Most municipalities have until now seen little of the tax revenues to which they are entitled. Federal and state governments have collected taxes on their behalf, losing much of the revenues to inefficiency and fraud, spending a good part of it themselves and linking delivery of the remainder to political loyalty. Towns that have dared to vote for the opposition have been punished by losing their tax revenues. For example, Ciudad Juarez, which is also governed by the PAN, receives only 4% of the toll collected on the bridge to the United States. The city, which needs a sewage-treatment plant, has instead been required to use its small allotment of federal funds to build an Olympic-size swimming pool.

Earlier this year, municipal president Francisco Villarreal responded by setting up a city toll booth on the international bridge. When Mexicans enthusiastically paid toll to the city instead of to the federal government, federal authorities jailed the mayor, turning him into an instant folk hero. Though released two days later, Villarreal’s act of civil disobedience galvanized nationwide support for municipalizacion .

In Guanajuato, where the PAN has held the governorship since 1991 (first under interim Gov. Carlos Medina, then, following a 2-1 landslide in last May’s election, under Fox), municipalizacion is already well under way. All the larger municipalities, including Leon, are collecting their own taxes. That has not only made them more independent, but better financed. To maximize revenues, municipalities have conducted new assessments, identified who has not been paying or not paying enough and eliminated administrative inefficiencies. The bottom line is delivery of more services to the citizenry, even in the midst of economic hardship. In Leon, which pioneered this effort with the first PAN government in 1988, the citizens have responded by voting into office three PAN governments in succession.

There are, of course, possible dangers to decentralization in a country marked by enormous regional differences in economic development, education, ethnicity and wealth.
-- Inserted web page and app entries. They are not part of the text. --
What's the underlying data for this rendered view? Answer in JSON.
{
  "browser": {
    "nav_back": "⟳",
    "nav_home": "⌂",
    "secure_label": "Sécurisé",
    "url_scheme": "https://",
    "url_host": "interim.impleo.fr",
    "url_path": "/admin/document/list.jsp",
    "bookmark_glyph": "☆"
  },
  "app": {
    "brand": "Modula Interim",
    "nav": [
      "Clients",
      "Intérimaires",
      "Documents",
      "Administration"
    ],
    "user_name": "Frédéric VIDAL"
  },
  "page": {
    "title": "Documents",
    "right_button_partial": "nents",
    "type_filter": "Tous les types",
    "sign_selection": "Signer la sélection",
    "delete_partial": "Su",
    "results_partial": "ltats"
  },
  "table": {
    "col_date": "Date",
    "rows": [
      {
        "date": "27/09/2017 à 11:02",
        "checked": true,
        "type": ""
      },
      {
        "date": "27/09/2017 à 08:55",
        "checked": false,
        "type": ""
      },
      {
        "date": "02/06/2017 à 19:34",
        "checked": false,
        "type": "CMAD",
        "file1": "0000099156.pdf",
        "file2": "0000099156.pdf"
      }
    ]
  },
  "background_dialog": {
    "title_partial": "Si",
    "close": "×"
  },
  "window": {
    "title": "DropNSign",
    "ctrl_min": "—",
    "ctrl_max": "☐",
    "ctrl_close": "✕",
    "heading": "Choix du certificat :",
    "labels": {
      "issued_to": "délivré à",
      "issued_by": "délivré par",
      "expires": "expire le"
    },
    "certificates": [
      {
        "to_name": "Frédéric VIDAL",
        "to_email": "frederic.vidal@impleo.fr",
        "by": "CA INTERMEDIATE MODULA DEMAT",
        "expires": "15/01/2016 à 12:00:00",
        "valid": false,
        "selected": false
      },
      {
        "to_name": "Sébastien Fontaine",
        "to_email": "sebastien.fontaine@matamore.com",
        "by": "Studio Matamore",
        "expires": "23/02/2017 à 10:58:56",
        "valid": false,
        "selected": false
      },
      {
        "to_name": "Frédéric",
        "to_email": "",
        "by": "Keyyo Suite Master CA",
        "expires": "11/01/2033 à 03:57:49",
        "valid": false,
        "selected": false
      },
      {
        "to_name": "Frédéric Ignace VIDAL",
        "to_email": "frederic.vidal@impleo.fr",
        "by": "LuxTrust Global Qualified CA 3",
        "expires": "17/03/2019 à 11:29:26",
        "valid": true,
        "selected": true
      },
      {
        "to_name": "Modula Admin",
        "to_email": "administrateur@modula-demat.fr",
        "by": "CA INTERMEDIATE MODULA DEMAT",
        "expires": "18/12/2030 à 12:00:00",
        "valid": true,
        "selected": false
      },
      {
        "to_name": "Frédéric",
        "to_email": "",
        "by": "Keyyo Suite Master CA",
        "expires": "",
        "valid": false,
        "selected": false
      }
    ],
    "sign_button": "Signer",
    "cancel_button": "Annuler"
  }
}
Not the least of these is that if too much of the tax base is reserved for local use, inequalities will be compounded by vastly divergent opportunities, as schools and other public services deteriorate in already marginal areas. Guanajuato and Chihuahua may thrive, while Chiapas and Guerrero fall farther behind.

Speaking for Southern Mexico at the Jalisco conference on federalism was Maria de la Luz Nunez, municipal president of Atoyac de Alvarez, Guerrero. “Southern Mexico provides the republic with more than 60% of its electric energy, but suffers in darkness; we supply oil and asphalt, but lack decent transportation . . . The South is rich in natural resources . . . and we pay the martyrdom of poverty.” She found an echo in Zedillo, who argued that Mexico’s new federalism must promote unity amid diversity, and regional development aimed at a “combination of strong and prosperous regions, not in perpetuation of inequality and disequilibrium.”

In a series of conversations with Fox, the governor shared the same concerns. Each level of government, he emphasized, has its legitimate role. The problem in Mexico is that the federal government has been far too powerful in relation to state and municipal governments, contributing to a political culture of authoritarianism, corruption and inefficiency. Rather than go to the opposite extreme with its specter of national disintegration, he envisions an equilibrium in which each level of government is in constitutional balance with the others, in a rough parallel with the federalist system in the United States.